A Malaria drug to cure coronavirus? The story of Trump, Modi, and Hydroxychloroquine
What is hydroxychloroquine -- the magic drug that is being repeatedly touted as the solution to prevent the coronavirus spread? And how will it re-shape the political landscape in USA and India?
The United States of America has come under severe criticism of late for its delayed and ineffective battle to prevent the novel coronavirus from spreading across the country. The superpower nation has become an epicentre for COVID-19 with over one lakh positive cases and is seemingly out of ideas on how to control the problem.
But President Donald Trump, who has been blamed for not taking the virus seriously, has a solution to the coronavirus problem -- hydroxychloroquine (HCQ).
Hydroxychloroquine (C18H26ClN3O) is a medication used to prevent and treat malaria in areas. The drug, which is taken orally as pills, is also used in the treatment of rheumatoid arthritis and lupus. President Trump has repeatedly called it a “game-changer” in the fight against COVID-19.
But to Trump's dismay, India has India banned all exports of hydroxychloroquine. Bloomberg, on Sunday, reported that the exports of the drug and its formulations have been prohibited “without any exceptions” and with immediate effect by India’s Directorate General of Foreign Trade. The country's trade regulator had last month restricted overseas shipments of the drug, allowing only limited exceptions such as on humanitarian grounds and for meeting prior commitments.
Trump is NOT a doctor.— Peter Morley (@morethanmySLE) April 6, 2020
But I AM a patient with Lupus on #Hydroxychloroquine
Stockpiling 29M dosages of this medication with no proven efficacy means that many, like myself, who NEED this daily will suffer.
You do NOT have to be a doctor to know that.????pic.twitter.com/evJDMF3oJ4
India, where Malaria still wreaks havoc on a regular basis, is amongst the largest producers of the drug. But the sudden ban reflects the country's rising apprehension over the spread of the COVID-19, with many experts believing that parts of the country have already shown signs of community transmission.
On Saturday, Trump said he had a word with Indian Prime Minister Narendra Modi and appealed for the release of shipments U.S. has already ordered. While there have been no studies to prove Hydroxychloroquine's effect on coronavirus, Trump has constantly used the drug to salvage his fast-diminishing popularity amongst Americans.
Even though PM Modi remains popular in India, there is a serious fear within his camp that a fast-spreading virus can derail his image. So far the Prime Minister's rallying calls to battle the virus, including banging plates and lighting torches, have been received positively by the vast majority of Indians. But with the slow testing rates and a large informal sector rendered unemployed, the patience is running thin.
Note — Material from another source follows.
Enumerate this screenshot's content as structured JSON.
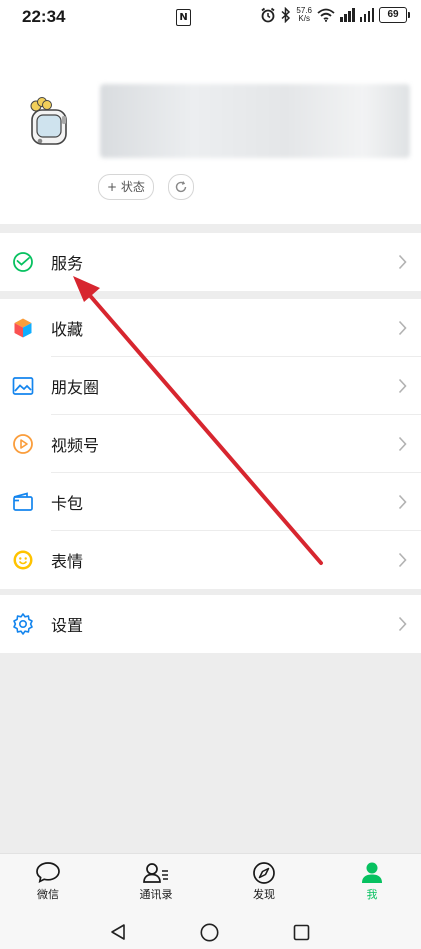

The Hydroxychloroquine drug could therefore potentially be a "game-changer" for PM Modi as well. Unlike the USA, India produces the drug abundantly, so distributing the drug as a preventive mechanism might work in India and PM Modi's favour.
There is no scientific evidence that hydroxychloroquine can treat the coronavirus infection, and it hasn't been approved by any international standard administration. But like Trump said on Saturday -- "What do you have to lose? Take it" -- can be the mantra for Indians in the coming days.
But there is a catch. According to Forbes, researchers have warned that hydroxychloroquine (HCQ) and chloroquine (CQ) may be deadly when combined with a common diabetes drug.
The new study was published, on Sunday, on scientific pre-print server BioRxiv and shows that 30-40% of mice treated with a combination of HCQ or CQ and diabetes drug metformin, died. Treatment with the same dose of either drug alone had no effect on the survival of the mice.
It means ill-advised consumption of medicine can lead to death. In the event of a pandemic where panic is on an all-time high, this could lead to trouble. Especially in a country where even the government has been accused of peddling with fake news.
But this information is unlikely to deter the politically powerful who have been constantly looking for shortcuts to evade tougher questions on lack of preparedness for a virus that first emerged in late 2019. The hydroxychloroquine may or may not be the answer to our fight against coronavirus. But it certainly will occupy a big space in political conversations in the recent future.